## [Dataset]
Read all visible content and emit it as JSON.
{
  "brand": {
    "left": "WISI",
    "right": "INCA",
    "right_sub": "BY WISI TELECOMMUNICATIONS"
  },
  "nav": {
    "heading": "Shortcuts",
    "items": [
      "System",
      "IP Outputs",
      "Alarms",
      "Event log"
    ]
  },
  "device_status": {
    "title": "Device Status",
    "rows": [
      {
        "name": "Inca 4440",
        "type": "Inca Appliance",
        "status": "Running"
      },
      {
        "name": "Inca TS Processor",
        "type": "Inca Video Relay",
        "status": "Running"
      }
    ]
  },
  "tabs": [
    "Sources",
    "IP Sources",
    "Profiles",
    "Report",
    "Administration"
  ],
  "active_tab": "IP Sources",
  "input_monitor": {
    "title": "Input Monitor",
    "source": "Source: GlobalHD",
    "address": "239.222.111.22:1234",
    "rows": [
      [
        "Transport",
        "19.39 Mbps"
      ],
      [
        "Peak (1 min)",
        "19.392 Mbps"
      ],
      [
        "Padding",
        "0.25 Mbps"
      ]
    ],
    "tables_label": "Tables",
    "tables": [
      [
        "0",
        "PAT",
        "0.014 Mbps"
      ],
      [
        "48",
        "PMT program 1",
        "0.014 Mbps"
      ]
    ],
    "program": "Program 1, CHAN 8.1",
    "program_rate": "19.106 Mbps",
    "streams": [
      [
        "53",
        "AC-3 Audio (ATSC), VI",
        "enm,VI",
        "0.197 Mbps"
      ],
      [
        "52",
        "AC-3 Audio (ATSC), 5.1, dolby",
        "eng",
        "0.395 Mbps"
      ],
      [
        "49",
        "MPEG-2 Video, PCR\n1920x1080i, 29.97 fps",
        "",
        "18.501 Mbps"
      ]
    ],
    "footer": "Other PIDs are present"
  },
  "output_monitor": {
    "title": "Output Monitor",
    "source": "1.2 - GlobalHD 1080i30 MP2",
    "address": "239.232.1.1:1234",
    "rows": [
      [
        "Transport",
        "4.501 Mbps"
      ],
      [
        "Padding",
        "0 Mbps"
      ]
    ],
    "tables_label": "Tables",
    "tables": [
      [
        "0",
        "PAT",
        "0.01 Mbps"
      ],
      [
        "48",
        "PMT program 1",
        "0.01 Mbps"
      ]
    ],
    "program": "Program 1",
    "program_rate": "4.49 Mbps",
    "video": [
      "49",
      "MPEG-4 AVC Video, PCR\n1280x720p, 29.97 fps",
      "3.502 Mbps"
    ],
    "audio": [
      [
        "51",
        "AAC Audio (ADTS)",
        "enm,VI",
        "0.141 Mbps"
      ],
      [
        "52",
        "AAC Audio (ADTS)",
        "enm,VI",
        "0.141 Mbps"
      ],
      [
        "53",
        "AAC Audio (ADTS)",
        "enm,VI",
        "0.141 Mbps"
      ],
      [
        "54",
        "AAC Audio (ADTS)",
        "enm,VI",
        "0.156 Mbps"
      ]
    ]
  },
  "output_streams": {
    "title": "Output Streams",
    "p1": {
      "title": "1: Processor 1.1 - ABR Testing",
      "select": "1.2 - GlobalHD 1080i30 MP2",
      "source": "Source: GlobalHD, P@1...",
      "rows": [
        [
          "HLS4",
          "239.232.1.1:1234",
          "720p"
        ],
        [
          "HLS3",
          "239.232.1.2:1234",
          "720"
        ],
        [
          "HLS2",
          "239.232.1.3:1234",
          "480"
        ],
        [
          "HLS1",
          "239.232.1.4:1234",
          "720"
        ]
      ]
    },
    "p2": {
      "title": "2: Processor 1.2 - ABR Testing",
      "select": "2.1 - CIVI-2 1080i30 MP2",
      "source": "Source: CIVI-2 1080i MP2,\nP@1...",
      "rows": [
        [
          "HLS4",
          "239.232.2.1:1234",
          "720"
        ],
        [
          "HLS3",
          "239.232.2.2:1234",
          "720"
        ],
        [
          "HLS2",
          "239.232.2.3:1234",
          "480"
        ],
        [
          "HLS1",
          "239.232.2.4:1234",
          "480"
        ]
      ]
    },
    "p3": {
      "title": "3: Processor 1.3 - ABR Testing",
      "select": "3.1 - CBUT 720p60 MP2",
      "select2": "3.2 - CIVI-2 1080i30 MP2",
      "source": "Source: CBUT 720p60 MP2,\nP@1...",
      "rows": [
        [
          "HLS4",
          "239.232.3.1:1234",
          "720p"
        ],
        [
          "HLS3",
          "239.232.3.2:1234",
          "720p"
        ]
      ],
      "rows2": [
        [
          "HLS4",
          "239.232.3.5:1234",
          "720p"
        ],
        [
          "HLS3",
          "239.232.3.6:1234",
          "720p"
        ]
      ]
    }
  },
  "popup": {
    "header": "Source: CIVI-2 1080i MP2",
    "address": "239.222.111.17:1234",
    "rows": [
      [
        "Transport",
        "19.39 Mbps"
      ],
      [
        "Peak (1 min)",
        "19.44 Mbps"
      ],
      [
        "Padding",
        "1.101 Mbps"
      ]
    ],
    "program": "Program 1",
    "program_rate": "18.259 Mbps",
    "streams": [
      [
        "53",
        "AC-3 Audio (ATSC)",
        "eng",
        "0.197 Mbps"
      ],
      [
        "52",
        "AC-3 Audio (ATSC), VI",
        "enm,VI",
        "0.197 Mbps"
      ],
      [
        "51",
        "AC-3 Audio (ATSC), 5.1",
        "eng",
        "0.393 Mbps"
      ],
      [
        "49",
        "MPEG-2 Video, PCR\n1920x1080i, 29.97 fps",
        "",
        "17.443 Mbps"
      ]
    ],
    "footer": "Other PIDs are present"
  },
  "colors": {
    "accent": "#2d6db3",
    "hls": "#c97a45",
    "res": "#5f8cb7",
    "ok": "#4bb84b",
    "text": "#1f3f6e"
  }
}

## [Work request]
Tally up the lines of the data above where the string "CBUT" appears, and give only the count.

## [Answer section]
2